Starring: Tom Hardy, Tom Hardy
Review written by Robert D. Patrick
Legend may be billed as a liquor-lacquered, knuckle-thumping barrage of brogue and barrels, but the film has a neutered temperament and a barely palpitating heart. Tom Hardy is present, growling in a thick cockney accent that would put curdled milk to shame. But behind the frame of this classic car are the pedals of a Big Wheel. Director Brian Helgeland’s directorial style is somewhere between first-time target shooter and a beach nap. Part of me assumes that he was directing this movie from a hammock while browsing through an iPad. There is absolutely no handle.

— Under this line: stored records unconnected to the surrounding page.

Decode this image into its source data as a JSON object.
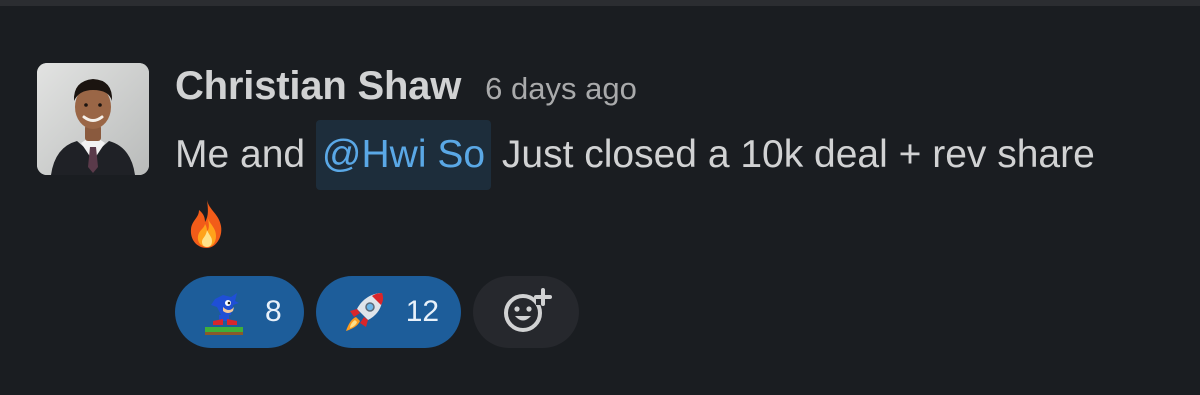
{
  "message": {
    "author": "Christian Shaw",
    "timestamp": "6 days ago",
    "text_before": "Me and ",
    "mention": "@Hwi So",
    "text_after": " Just closed a 10k deal + rev share",
    "inline_emoji": "fire-emoji"
  },
  "reactions": [
    {
      "emoji": "sonic-running-emoji",
      "count": "8"
    },
    {
      "emoji": "rocket-emoji",
      "count": "12"
    }
  ],
  "add_reaction": {
    "icon": "add-reaction-icon"
  },
  "colors": {
    "background": "#1a1d21",
    "mention_text": "#5aa8e6",
    "mention_bg": "#1d2d3b",
    "reaction_bg": "#1d5d9a",
    "add_reaction_bg": "#26282d"
  }
}
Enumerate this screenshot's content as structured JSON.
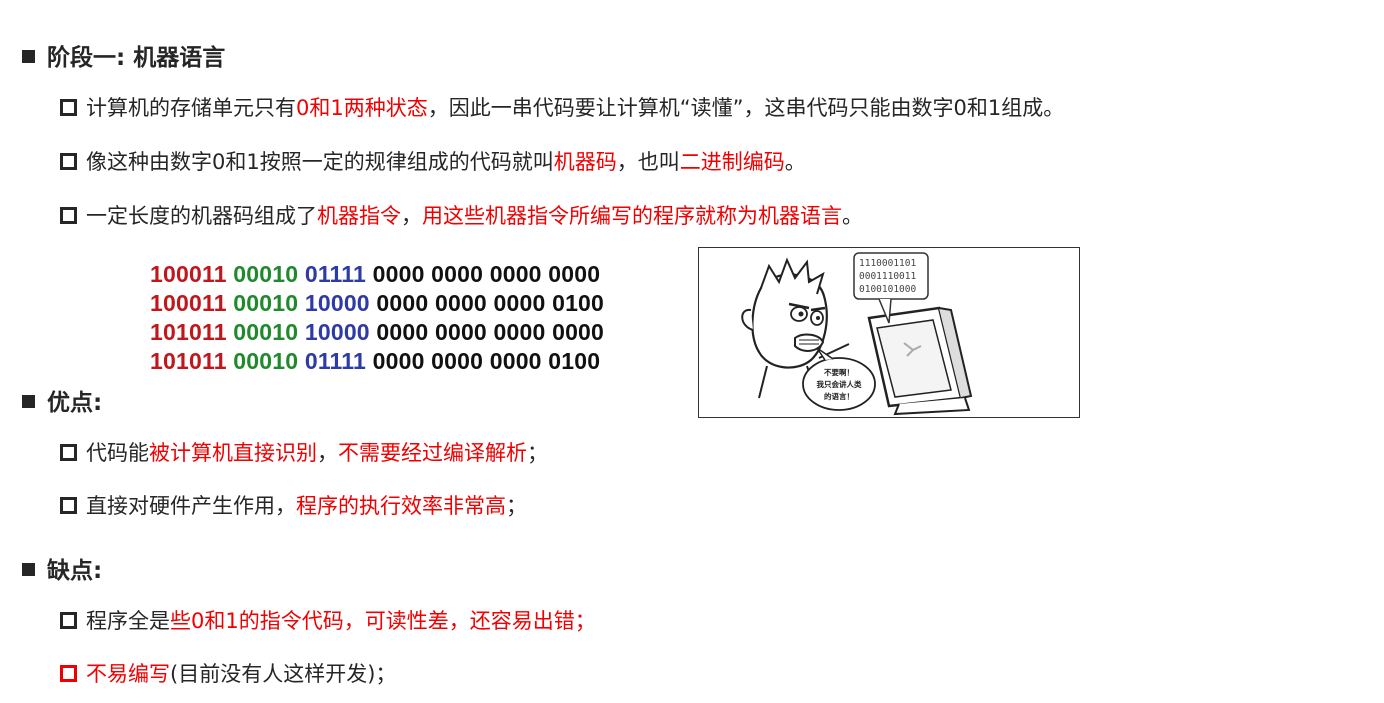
{
  "stage": {
    "heading": "阶段一: 机器语言"
  },
  "intro": [
    {
      "parts": [
        {
          "t": "计算机的存储单元只有",
          "red": false
        },
        {
          "t": "0和1两种状态",
          "red": true
        },
        {
          "t": "，因此一串代码要让计算机“读懂”，这串代码只能由数字0和1组成。",
          "red": false
        }
      ]
    },
    {
      "parts": [
        {
          "t": "像这种由数字0和1按照一定的规律组成的代码就叫",
          "red": false
        },
        {
          "t": "机器码",
          "red": true
        },
        {
          "t": "，也叫",
          "red": false
        },
        {
          "t": "二进制编码",
          "red": true
        },
        {
          "t": "。",
          "red": false
        }
      ]
    },
    {
      "parts": [
        {
          "t": "一定长度的机器码组成了",
          "red": false
        },
        {
          "t": "机器指令",
          "red": true
        },
        {
          "t": "，",
          "red": false
        },
        {
          "t": "用这些机器指令所编写的程序就称为机器语言",
          "red": true
        },
        {
          "t": "。",
          "red": false
        }
      ]
    }
  ],
  "binary": [
    [
      "100011",
      "00010",
      "01111",
      "0000 0000 0000 0000"
    ],
    [
      "100011",
      "00010",
      "10000",
      "0000 0000 0000 0100"
    ],
    [
      "101011",
      "00010",
      "10000",
      "0000 0000 0000 0000"
    ],
    [
      "101011",
      "00010",
      "01111",
      "0000 0000 0000 0100"
    ]
  ],
  "cartoon": {
    "screen_lines": [
      "1110001101",
      "0001110011",
      "0100101000"
    ],
    "bubble_lines": [
      "不要啊！",
      "我只会讲人类",
      "的语言！"
    ]
  },
  "pros": {
    "heading": "优点:",
    "items": [
      {
        "parts": [
          {
            "t": "代码能",
            "red": false
          },
          {
            "t": "被计算机直接识别",
            "red": true
          },
          {
            "t": "，",
            "red": false
          },
          {
            "t": "不需要经过编译解析",
            "red": true
          },
          {
            "t": "；",
            "red": false
          }
        ]
      },
      {
        "parts": [
          {
            "t": "直接对硬件产生作用，",
            "red": false
          },
          {
            "t": "程序的执行效率非常高",
            "red": true
          },
          {
            "t": "；",
            "red": false
          }
        ]
      }
    ]
  },
  "cons": {
    "heading": "缺点:",
    "items": [
      {
        "redbox": false,
        "parts": [
          {
            "t": "程序全是",
            "red": false
          },
          {
            "t": "些0和1的指令代码，可读性差，还容易出错；",
            "red": true
          }
        ]
      },
      {
        "redbox": true,
        "parts": [
          {
            "t": "不易编写",
            "red": true
          },
          {
            "t": "(目前没有人这样开发)；",
            "red": false
          }
        ]
      }
    ]
  },
  "colors": {
    "text": "#262626",
    "accent_red": "#f00000",
    "opcode": "#c0171c",
    "reg1": "#1f8a2b",
    "reg2": "#2e3aa6"
  }
}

Helgeland’s last picture, the copy-and-paste 42, was basically a toothless hagiography that found its screenplay lifted directly from the first paragraph of Jackie Robinson’s Wikipedia entry. Before the gosh-darnit of 42, Helgeland wrote and directed the slowest movie of the past two decades in Robin Hood – a film that had the creative velocity of a Windows 95 screensaver. Here, he takes Tom Hardy – nay, two Tom Hardys – and makes them as interesting as tapioca pudding at a Souplantation buffet. Helgeland pulls out all of the stops to make his dreary footnote in 2015 look cool. From pumping the sounds of Booker T’s “Green Onions” into the theater’s speakers to having Hardy employ the cold end of brass knuckles. But it all comes off frigid, ineffectual – almost like teenagers reenacting their favorite Guy Ritchie movie in their front yard.

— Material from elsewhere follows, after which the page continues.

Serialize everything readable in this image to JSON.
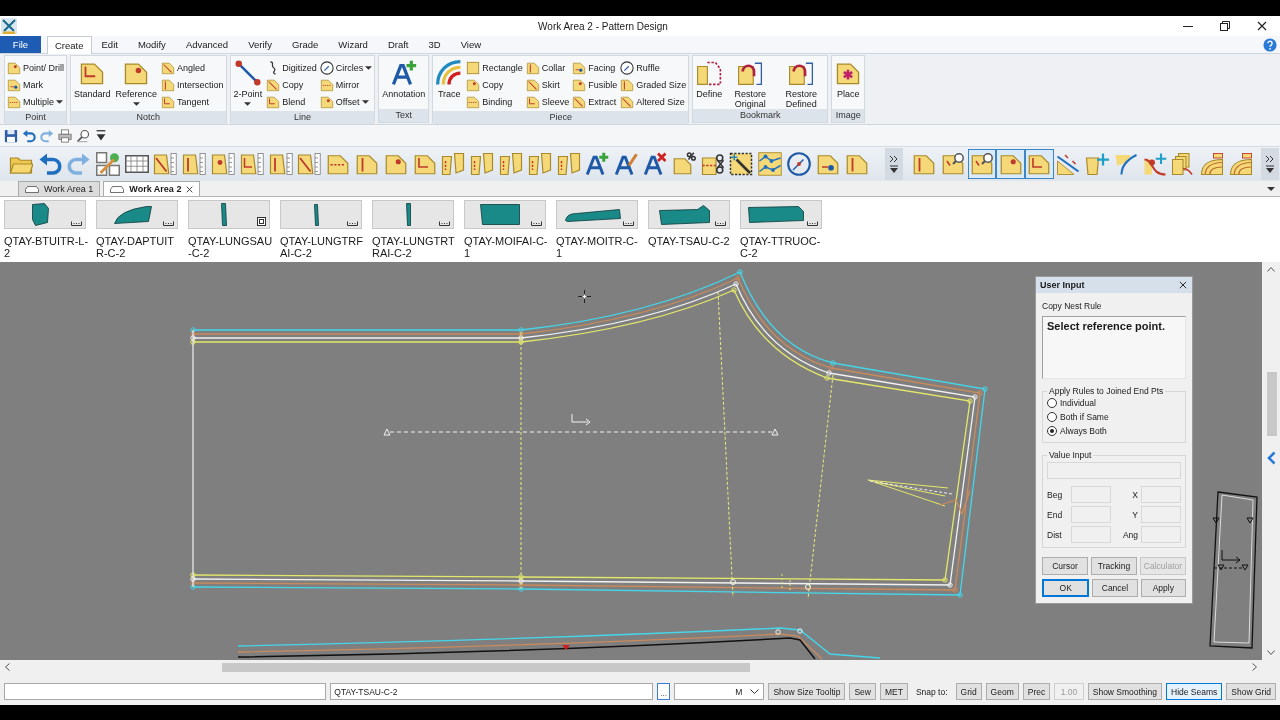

The source material, based on the true story of the infamous Kray brothers, should be electric and untamed. Legend should be foaming at the incisors, ready to snap. Instead, dialogue is ushered from the sticky maw of Hardy with strained and oblivious urgency. Emily Browning plays Frances Shea, the wife of Reggie Kray. She spends most of her screen time looking confused, disappointed, and in love – all with the same expression. In Sleeping Beauty, she spent most of the movie asleep; in Legend she must have been studying that script, once again, on accident. Browning, on more than four different occasions, asks Reggie the same question: “You’re a gangster, aren’t you?” Because the movie is so lifeless, the screenplay has to remind us that there are stakes to be had.

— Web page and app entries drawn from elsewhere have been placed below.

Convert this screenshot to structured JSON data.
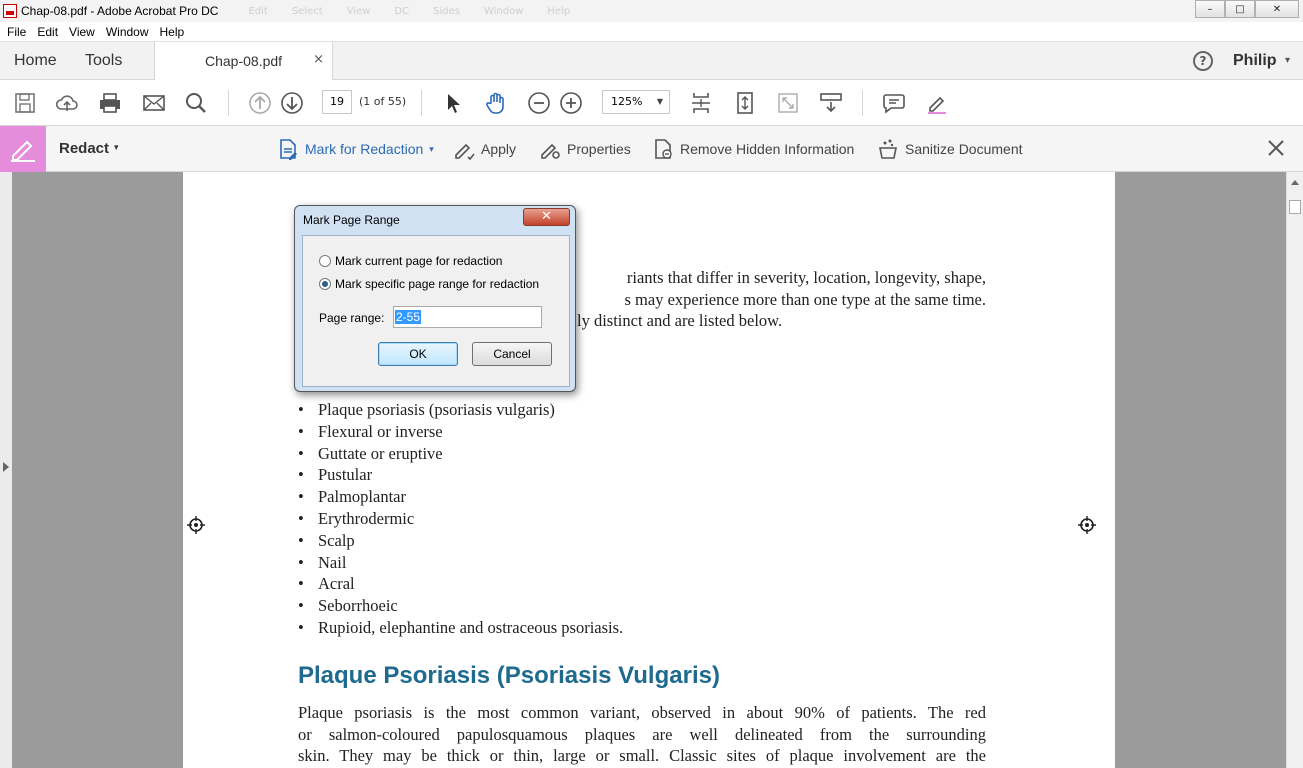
{
  "window": {
    "title": "Chap-08.pdf - Adobe Acrobat Pro DC",
    "ghost_menu": [
      "Edit",
      "Select",
      "View",
      "DC",
      "Sides",
      "Window",
      "Help"
    ],
    "controls": {
      "minimize": "–",
      "maximize": "□",
      "close": "✕"
    }
  },
  "menubar": {
    "items": [
      "File",
      "Edit",
      "View",
      "Window",
      "Help"
    ]
  },
  "tabbar": {
    "home": "Home",
    "tools": "Tools",
    "document_tab": "Chap-08.pdf",
    "document_close": "×",
    "help_glyph": "?",
    "user": "Philip",
    "user_caret": "▾"
  },
  "toolbar": {
    "page_number": "19",
    "page_of": "(1 of 55)",
    "zoom": "125%",
    "zoom_caret": "▼",
    "icons": [
      "save-icon",
      "upload-icon",
      "print-icon",
      "email-icon",
      "search-icon",
      "prev-page-icon",
      "next-page-icon",
      "select-pointer-icon",
      "hand-tool-icon",
      "zoom-out-icon",
      "zoom-in-icon",
      "fit-page-icon",
      "scroll-mode-icon",
      "full-screen-icon",
      "read-mode-icon",
      "comment-icon",
      "highlight-icon"
    ]
  },
  "redact": {
    "title": "Redact",
    "caret": "▾",
    "mark_for_redaction": "Mark for Redaction",
    "mark_caret": "▾",
    "apply": "Apply",
    "properties": "Properties",
    "remove_hidden": "Remove Hidden Information",
    "sanitize": "Sanitize Document",
    "accent_color": "#e58cdd",
    "link_color": "#2a6ab8"
  },
  "document": {
    "intro_lines": [
      "riants that differ in severity, location, longevity, shape,",
      "s may experience more than one type at the same time.",
      "ly distinct and are listed below."
    ],
    "bullets": [
      "Plaque psoriasis (psoriasis vulgaris)",
      "Flexural or inverse",
      "Guttate or eruptive",
      "Pustular",
      "Palmoplantar",
      "Erythrodermic",
      "Scalp",
      "Nail",
      "Acral",
      "Seborrhoeic",
      "Rupioid, elephantine and ostraceous psoriasis."
    ],
    "section_heading": "Plaque Psoriasis (Psoriasis Vulgaris)",
    "heading_color": "#1f6a8f",
    "body_lines": [
      "Plaque psoriasis is the most common variant, observed in about 90% of patients. The red",
      "or salmon-coloured papulosquamous plaques are well delineated from the surrounding",
      "skin. They may be thick or thin, large or small. Classic sites of plaque involvement are the"
    ]
  },
  "dialog": {
    "title": "Mark Page Range",
    "close": "✕",
    "option_current": "Mark current page for redaction",
    "option_range": "Mark specific page range for redaction",
    "selected_option": "range",
    "range_label": "Page range:",
    "range_value": "2-55",
    "ok": "OK",
    "cancel": "Cancel"
  }
}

Between Legend, Black Mass, and The Age of Adaline, 2015 is the year of the grating and unnecessary voiceover. Let us hope that Brian Helgeland takes the next two years off, because his misuse of Tom Hardy deserves a industry mandated suspension.